(Exercise directions)
Find the word "placeholder" in the listing. Copy out each line where it occurs.

(Record excerpts)
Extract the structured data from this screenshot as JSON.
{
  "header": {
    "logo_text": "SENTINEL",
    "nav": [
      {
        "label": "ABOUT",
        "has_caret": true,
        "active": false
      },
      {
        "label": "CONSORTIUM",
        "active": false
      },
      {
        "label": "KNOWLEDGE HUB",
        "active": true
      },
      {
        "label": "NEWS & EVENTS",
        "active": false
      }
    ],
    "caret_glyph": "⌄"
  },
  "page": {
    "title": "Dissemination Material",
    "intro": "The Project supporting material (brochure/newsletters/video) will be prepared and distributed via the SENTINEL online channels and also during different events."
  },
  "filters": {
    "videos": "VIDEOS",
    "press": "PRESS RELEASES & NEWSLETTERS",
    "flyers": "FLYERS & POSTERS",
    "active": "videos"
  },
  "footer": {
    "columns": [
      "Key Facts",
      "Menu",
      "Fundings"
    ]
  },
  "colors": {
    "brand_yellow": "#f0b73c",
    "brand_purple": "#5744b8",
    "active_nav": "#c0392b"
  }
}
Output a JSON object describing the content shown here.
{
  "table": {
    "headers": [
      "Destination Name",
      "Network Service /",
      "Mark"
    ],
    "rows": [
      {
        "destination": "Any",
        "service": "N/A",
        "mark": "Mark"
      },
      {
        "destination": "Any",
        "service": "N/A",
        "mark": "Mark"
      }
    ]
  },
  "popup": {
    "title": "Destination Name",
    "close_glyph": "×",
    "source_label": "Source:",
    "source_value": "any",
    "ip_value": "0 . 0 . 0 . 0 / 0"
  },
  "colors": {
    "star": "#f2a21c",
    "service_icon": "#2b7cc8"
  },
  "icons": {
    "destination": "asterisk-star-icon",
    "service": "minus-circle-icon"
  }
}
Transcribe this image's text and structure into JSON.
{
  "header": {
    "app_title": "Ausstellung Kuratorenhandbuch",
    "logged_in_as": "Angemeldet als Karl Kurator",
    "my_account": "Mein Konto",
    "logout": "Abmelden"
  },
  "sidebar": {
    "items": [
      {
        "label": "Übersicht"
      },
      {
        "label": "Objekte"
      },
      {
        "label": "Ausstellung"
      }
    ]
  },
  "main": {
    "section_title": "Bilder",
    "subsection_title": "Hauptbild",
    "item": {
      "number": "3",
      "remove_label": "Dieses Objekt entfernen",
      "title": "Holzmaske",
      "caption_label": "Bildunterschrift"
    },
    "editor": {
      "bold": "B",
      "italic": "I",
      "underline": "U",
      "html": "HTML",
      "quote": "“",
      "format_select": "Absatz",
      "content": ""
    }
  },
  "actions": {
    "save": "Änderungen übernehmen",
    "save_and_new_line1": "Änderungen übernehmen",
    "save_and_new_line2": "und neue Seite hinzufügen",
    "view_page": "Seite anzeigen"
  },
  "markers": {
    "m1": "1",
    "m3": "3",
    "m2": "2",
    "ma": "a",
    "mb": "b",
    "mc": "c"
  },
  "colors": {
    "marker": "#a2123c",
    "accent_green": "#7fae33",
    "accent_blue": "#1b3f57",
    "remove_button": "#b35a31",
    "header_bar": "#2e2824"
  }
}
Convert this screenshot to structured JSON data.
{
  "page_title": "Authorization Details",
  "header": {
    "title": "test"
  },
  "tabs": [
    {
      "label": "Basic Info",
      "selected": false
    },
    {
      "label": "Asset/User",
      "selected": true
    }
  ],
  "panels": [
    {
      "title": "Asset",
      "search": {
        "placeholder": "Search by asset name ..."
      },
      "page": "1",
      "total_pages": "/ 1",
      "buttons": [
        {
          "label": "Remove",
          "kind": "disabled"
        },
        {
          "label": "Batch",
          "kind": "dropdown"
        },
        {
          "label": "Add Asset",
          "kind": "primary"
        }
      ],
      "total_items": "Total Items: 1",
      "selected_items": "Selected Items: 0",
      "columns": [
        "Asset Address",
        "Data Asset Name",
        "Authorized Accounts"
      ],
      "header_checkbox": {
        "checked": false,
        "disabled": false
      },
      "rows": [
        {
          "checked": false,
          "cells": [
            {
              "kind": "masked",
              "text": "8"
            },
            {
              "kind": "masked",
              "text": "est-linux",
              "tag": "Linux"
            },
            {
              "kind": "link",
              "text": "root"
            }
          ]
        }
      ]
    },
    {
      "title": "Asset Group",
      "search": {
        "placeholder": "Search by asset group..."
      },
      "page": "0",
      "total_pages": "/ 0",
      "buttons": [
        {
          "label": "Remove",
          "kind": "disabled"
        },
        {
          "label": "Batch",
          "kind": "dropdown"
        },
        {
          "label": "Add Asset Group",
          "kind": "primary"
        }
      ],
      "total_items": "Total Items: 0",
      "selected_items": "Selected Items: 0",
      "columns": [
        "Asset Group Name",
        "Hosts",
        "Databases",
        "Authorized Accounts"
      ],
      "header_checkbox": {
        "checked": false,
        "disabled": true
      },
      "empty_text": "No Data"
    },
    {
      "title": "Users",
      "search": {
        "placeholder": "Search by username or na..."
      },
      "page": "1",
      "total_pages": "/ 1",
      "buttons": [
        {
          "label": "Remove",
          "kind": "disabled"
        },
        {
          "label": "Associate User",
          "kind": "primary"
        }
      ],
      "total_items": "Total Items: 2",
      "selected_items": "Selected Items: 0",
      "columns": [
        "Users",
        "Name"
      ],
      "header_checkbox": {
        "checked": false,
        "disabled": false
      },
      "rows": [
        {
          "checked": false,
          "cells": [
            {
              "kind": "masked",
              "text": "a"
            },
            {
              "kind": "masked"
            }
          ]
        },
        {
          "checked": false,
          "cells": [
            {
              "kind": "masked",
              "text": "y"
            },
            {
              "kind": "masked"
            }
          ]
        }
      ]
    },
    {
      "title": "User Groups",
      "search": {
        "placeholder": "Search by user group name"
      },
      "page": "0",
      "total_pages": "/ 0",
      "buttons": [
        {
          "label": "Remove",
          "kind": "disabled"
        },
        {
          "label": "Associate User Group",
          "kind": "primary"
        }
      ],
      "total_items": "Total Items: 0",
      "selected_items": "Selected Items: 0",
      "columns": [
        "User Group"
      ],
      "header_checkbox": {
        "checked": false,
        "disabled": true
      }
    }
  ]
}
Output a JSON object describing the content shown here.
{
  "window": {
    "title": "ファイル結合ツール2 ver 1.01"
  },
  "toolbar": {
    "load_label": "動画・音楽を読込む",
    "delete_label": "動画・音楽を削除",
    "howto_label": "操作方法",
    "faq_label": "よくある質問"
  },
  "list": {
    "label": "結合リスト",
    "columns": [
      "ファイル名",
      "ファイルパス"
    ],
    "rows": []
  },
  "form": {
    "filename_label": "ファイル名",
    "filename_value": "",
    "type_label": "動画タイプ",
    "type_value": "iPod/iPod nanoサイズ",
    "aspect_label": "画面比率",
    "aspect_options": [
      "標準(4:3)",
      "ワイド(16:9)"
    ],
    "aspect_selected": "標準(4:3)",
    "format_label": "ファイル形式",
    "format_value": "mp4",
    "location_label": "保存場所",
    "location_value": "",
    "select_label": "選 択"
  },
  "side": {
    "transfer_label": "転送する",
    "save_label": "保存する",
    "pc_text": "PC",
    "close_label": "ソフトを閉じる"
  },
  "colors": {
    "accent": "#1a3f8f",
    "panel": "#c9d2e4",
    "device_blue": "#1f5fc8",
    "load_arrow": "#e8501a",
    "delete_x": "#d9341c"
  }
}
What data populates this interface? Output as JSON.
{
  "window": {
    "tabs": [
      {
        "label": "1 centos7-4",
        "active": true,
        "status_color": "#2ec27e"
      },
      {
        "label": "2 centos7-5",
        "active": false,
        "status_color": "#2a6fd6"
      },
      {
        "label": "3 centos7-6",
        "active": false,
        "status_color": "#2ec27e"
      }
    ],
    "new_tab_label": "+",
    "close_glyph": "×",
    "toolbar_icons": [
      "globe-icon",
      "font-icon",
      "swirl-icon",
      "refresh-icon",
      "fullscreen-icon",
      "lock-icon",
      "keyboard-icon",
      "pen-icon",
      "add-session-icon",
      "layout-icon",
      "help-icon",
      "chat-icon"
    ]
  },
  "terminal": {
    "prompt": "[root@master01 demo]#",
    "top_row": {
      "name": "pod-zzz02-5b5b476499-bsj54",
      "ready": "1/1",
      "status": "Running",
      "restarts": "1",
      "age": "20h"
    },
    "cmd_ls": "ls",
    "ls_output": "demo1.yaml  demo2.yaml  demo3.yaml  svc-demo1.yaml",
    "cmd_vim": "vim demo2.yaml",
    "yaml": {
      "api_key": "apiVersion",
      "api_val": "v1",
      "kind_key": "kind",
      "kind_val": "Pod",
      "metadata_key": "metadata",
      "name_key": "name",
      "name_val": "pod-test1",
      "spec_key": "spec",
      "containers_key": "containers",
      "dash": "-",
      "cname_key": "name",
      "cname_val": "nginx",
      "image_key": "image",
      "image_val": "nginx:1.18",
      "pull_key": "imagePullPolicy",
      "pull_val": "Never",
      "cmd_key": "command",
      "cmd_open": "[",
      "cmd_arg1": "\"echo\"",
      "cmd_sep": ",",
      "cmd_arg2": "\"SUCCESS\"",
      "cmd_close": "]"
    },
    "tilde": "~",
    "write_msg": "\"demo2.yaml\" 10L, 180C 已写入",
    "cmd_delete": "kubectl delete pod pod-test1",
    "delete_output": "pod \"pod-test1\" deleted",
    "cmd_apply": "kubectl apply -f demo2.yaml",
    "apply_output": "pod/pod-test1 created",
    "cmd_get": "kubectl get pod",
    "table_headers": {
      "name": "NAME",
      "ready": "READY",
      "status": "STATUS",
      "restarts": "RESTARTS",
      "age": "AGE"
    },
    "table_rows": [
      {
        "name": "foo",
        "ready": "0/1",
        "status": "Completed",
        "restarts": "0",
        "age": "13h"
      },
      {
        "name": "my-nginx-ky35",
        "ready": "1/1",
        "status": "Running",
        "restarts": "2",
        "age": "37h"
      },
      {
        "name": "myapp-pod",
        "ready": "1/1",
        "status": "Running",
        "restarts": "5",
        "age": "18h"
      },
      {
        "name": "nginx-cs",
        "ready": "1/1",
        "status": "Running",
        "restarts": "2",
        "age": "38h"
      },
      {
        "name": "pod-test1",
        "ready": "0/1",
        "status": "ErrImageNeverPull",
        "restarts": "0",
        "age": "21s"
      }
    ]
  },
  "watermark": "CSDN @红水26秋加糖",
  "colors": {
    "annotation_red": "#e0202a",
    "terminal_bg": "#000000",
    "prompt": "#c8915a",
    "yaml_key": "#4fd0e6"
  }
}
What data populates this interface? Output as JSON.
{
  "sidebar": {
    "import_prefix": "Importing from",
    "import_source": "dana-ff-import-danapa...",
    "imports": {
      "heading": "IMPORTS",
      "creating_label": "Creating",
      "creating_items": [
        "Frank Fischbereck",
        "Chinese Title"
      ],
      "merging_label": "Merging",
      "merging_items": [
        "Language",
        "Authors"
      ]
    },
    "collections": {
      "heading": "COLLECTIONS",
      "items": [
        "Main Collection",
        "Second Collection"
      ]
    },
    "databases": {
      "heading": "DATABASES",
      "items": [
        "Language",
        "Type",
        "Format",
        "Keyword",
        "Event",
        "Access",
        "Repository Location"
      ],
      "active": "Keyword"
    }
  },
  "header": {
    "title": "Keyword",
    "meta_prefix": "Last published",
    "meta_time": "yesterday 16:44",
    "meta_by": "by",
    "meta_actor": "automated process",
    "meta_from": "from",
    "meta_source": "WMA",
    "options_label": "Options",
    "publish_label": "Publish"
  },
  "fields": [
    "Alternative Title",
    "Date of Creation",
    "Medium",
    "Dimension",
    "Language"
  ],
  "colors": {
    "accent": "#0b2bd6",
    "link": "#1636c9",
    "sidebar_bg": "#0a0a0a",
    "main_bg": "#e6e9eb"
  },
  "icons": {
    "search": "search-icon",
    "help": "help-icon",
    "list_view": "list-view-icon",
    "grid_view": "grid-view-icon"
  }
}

(Written response)
        "placeholder": "Search by asset name ..."
        "placeholder": "Search by asset group..."
        "placeholder": "Search by username or na..."
        "placeholder": "Search by user group name"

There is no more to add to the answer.